  • Bad infestations can lead to anemia. When infestations have advanced too much, your pet will be at risk for developing anemia – a life-threatening condition in which there aren’t enough healthy red blood cells to carry oxygen to your pet’s organs. This is a major concern for smaller and younger animals.

What Are the Signs of Fleas That I Should Look For?

Spot checks aren’t always enough. Adult fleas are small and you may not see them until they’ve already reproduced multiple times. Pets can’t speak for themselves to tell you when something is wrong, but there are signs you can be on the lookout for:

  • Your pet is scratching more than usual.
  • Your pet’s skin is red or irritated.
  • Your pet is suddenly weak or lethargic – this could be an early sign of anemia.
  • You can see small dark specks on your pet’s coat and/or bedding. This is flea waste.

What Should I Do if My Pet Has Fleas?

If you think your animal companion has fleas, contact your veterinarian. You may not have to take them in for an office visit, but your veterinarian can advise you on the right treatment based on the type of pet you have, their age, and their medical history. You’ll likely be recommended to try a flea collar, topical treatment, an oral medication, or a combination of some or all of them. There are also flea shampoos available in most retail stores for more serious infestations.

As part of your treatment plan, you’ll also want to thoroughly clean your home. You should try to vacuum the entire house, paying special attention to areas where your pet likes to lounge. In addition, be sure to wash any pet bedding and toys with hot water and detergent.
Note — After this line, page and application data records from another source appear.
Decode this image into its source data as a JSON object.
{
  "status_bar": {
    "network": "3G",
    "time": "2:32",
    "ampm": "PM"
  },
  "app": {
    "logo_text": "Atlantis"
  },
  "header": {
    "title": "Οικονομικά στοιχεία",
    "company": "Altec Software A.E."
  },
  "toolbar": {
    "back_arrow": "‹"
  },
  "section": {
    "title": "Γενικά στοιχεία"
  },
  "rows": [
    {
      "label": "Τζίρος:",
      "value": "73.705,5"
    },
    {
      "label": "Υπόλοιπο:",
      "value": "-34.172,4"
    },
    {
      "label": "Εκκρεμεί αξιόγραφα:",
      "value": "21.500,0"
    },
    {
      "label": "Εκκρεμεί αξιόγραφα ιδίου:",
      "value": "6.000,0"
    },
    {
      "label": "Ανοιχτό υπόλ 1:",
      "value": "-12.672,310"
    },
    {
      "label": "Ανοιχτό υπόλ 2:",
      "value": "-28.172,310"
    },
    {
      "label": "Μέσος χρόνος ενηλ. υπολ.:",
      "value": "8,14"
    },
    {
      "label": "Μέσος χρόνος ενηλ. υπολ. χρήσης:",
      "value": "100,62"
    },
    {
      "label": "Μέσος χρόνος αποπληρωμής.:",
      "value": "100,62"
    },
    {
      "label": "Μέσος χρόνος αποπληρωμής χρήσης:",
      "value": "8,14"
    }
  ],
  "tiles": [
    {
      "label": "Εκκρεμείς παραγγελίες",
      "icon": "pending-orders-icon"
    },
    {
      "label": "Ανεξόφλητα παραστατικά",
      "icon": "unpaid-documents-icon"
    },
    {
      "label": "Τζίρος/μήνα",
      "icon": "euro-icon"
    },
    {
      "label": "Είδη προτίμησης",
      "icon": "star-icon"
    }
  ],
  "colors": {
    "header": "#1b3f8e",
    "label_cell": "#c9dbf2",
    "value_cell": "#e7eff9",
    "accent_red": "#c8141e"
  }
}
original infographic stating flea facts

How Can I Protect My Pets From Fleas?

The easiest way to stop fleas is to never have them at all. A proactive attitude is always the best method to protect your pets. Prevention comes in many forms – grooming should be a firm part of your routine, and to be extra diligent, incorporate the use of a flea comb to find and remove fleas and their eggs. There are also preventive products available that can be given to your pets monthly that offer protection year-round. But of course, check with your veterinarian before introducing new products to your fur buddy.

One of the more overlooked ways to prevent fleas – as well as ticks and mosquitos – is to have your yard sprayed by a professional pest control company. At Mosquito Solutions, we understand that fleas aren’t a one-time issue. We’ll come up with a maintenance plan that works for you and your pets, ensuring you stay protected for the long haul. We believe in an environmentally safe approach to pest control and use an eco-friendly spray called Stop the Bites. You can rest easy knowing that you’re keeping fleas away without worrying about toxic products causing harm to you or your pets.

Help Your Pets Fend Off Fleas

Don’t wait until fleas become a problem to take action. Get ahead of the tiny invaders and keep your pets safer by scheduling an appointment with Mosquito Solutions. Give our team a call at 631-528-2029 or get in touch with us online now!